Every time tax season rolls around, we all secretly wish we would have paid a little more attention in our college accounting class, or were best friends with a CPA. If you aren’t lucky enough to have strong personal ties with a tax professional in your immediate area, arm yourself with the right questions so you can file correctly and get the maximum refund allowed to you. Read on for some common write-offs you may qualify for* – and hopefully make sense of that shoebox full of receipts you’ve been holding on to.
Student Loan Interest
Still paying off that degree you earned for yourself? If you did happen to study finance or accounting, you may already know this, but the interest paid on student loans is a tax deduction. Be sure to double check how much you are allowed to write off. While the maximum per year is $2,500, how much you make per year could limit how much you are allowed to claim (see the limitations from this year).
While certain employers may offer child care payment options that could save you more than the child care tax credit (talk with your HR department to see what, if anything, is offered), this credit is something all parents should take note of. Like with all write-offs and credits, there are some qualifications you must meet, they’re pretty straight forward.

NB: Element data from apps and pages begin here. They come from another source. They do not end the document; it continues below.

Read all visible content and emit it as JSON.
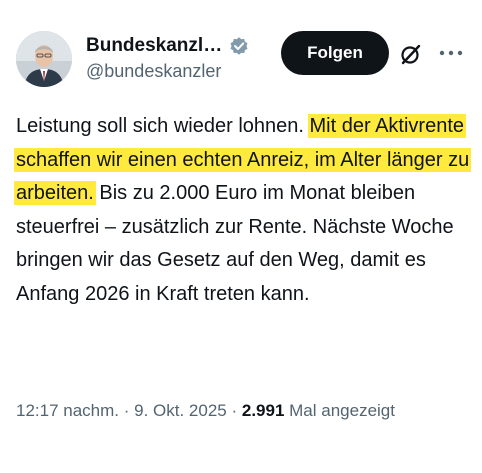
{
  "author": {
    "display_name": "Bundeskanzl…",
    "handle": "@bundeskanzler",
    "verified_color": "#829aab"
  },
  "actions": {
    "follow_label": "Folgen",
    "grok_icon": "grok-icon",
    "more_icon": "more-icon"
  },
  "tweet": {
    "text_before": "Leistung soll sich wieder lohnen. ",
    "text_highlight": "Mit der Aktivrente schaffen wir einen echten Anreiz, im Alter länger zu arbeiten.",
    "text_after": " Bis zu 2.000 Euro im Monat bleiben steuerfrei – zusätzlich zur Rente. Nächste Woche bringen wir das Gesetz auf den Weg, damit es Anfang 2026 in Kraft treten kann.",
    "highlight_color": "#ffea3d"
  },
  "meta": {
    "time": "12:17 nachm.",
    "separator": " · ",
    "date": "9. Okt. 2025",
    "views_count": "2.991",
    "views_label": "Mal angezeigt"
  }
}
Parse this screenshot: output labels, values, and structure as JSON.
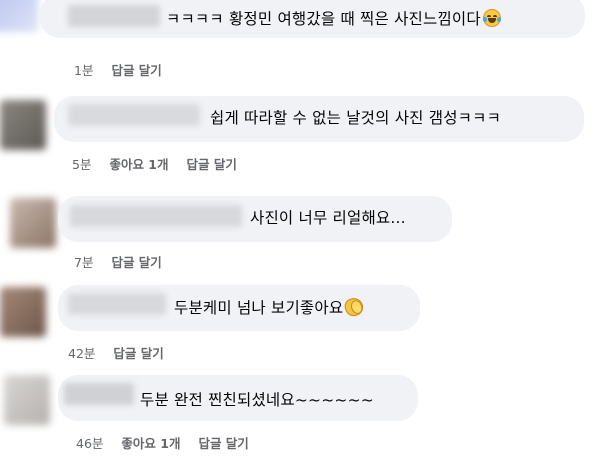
{
  "comments": [
    {
      "text": "ㅋㅋㅋㅋ 황정민 여행갔을 때 찍은 사진느낌이다",
      "emoji": "laughing-tears-emoji",
      "time": "1분",
      "like": "",
      "reply": "답글 달기"
    },
    {
      "text": "쉽게 따라할 수 없는 날것의 사진 갬성ㅋㅋㅋ",
      "emoji": "",
      "time": "5분",
      "like": "좋아요 1개",
      "reply": "답글 달기"
    },
    {
      "text": "사진이 너무 리얼해요...",
      "emoji": "",
      "time": "7분",
      "like": "",
      "reply": "답글 달기"
    },
    {
      "text": "두분케미 넘나 보기좋아요",
      "emoji": "clapping-hands-emoji",
      "time": "42분",
      "like": "",
      "reply": "답글 달기"
    },
    {
      "text": "두분 완전 찐친되셨네요~~~~~~",
      "emoji": "",
      "time": "46분",
      "like": "좋아요 1개",
      "reply": "답글 달기"
    }
  ],
  "colors": {
    "bubble": "#f0f2f5",
    "meta_text": "#65676b",
    "comment_text": "#050505"
  }
}
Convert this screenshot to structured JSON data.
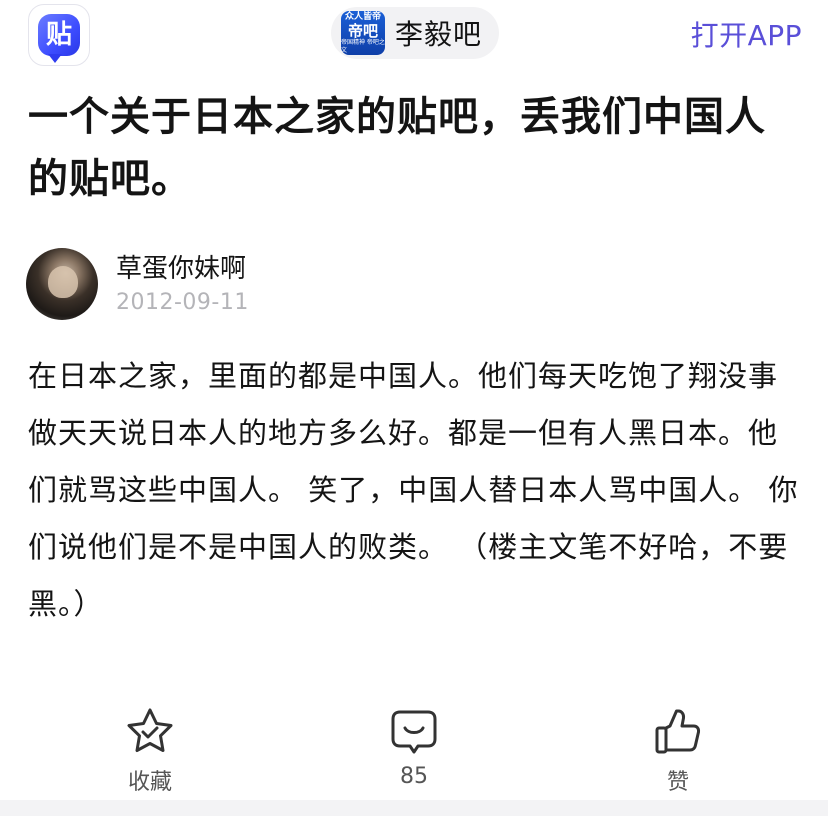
{
  "header": {
    "app_logo_text": "贴",
    "forum": {
      "avatar_line1": "众人皆帝",
      "avatar_line2": "帝吧",
      "avatar_line3": "帝国精神 帝吧之文",
      "name": "李毅吧"
    },
    "open_app_label": "打开APP"
  },
  "post": {
    "title": "一个关于日本之家的贴吧，丢我们中国人的贴吧。",
    "author": {
      "name": "草蛋你妹啊",
      "date": "2012-09-11"
    },
    "body": "在日本之家，里面的都是中国人。他们每天吃饱了翔没事做天天说日本人的地方多么好。都是一但有人黑日本。他们就骂这些中国人。 笑了，中国人替日本人骂中国人。 你们说他们是不是中国人的败类。 （楼主文笔不好哈，不要黑。）"
  },
  "actions": {
    "collect_label": "收藏",
    "comment_count": "85",
    "like_label": "赞"
  },
  "colors": {
    "accent": "#5a4fd8",
    "text": "#141414",
    "muted": "#b4b4b8",
    "icon": "#333333"
  },
  "icons": [
    "tieba-logo-icon",
    "star-check-icon",
    "comment-bubble-icon",
    "thumbs-up-icon"
  ]
}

Some of the high-level requirements include:
- The dependent must fall into one of three categories, as outlined by the IRS
- The care must be provided by a qualified individual (one that is not your spouse, parent of the child, another one of your dependents, or someone aged 17 or younger)
- You must have “earned income”
- The childcare you claim must be because you are working or looking for work
You may also be able to deduct some of the cost of a babysitter, outside of the time you are at work, if you happen to be volunteering for charity (without receiving compensation). While you’ll have to document that you were, in fact, volunteering, you may be able to claim the amount you paid to the sitter as a charitable contribution.
Moving for Employment
Moving always becomes quite a production and when you move over 50-miles, it’s usually an even bigger stress – trying to learn about a neighborhood, set up home tours and land a new job– all remotely. If you’ve made a move for a new job this year, you may be eligible to write off some of your moving expenses. Two big factors in being able to claim this write-off: distance (your new home must be 50-miles further from your previous lodging this your last place of work was) and time.
Parents as Dependents
Although it may be well-known that you can claim your children as dependents on your taxes, “If you’re providing more than half of a parent’s financial support, you may be able to claim your parent as a dependent,” says Curtis Erickson, a certified public accountant, personal financial specialist and certified tax coach.
As a reminder, here are the 4 tips all in one image – just click on the “Pin It” button below to pin!
Check back next week for Part 2 of this post where we explore further tax write-offs.
*The information contained in this article is for general guidance only and does not constitute legal or tax advice. Contact a professional tax advisor concerning your specific tax circumstances and available deductions.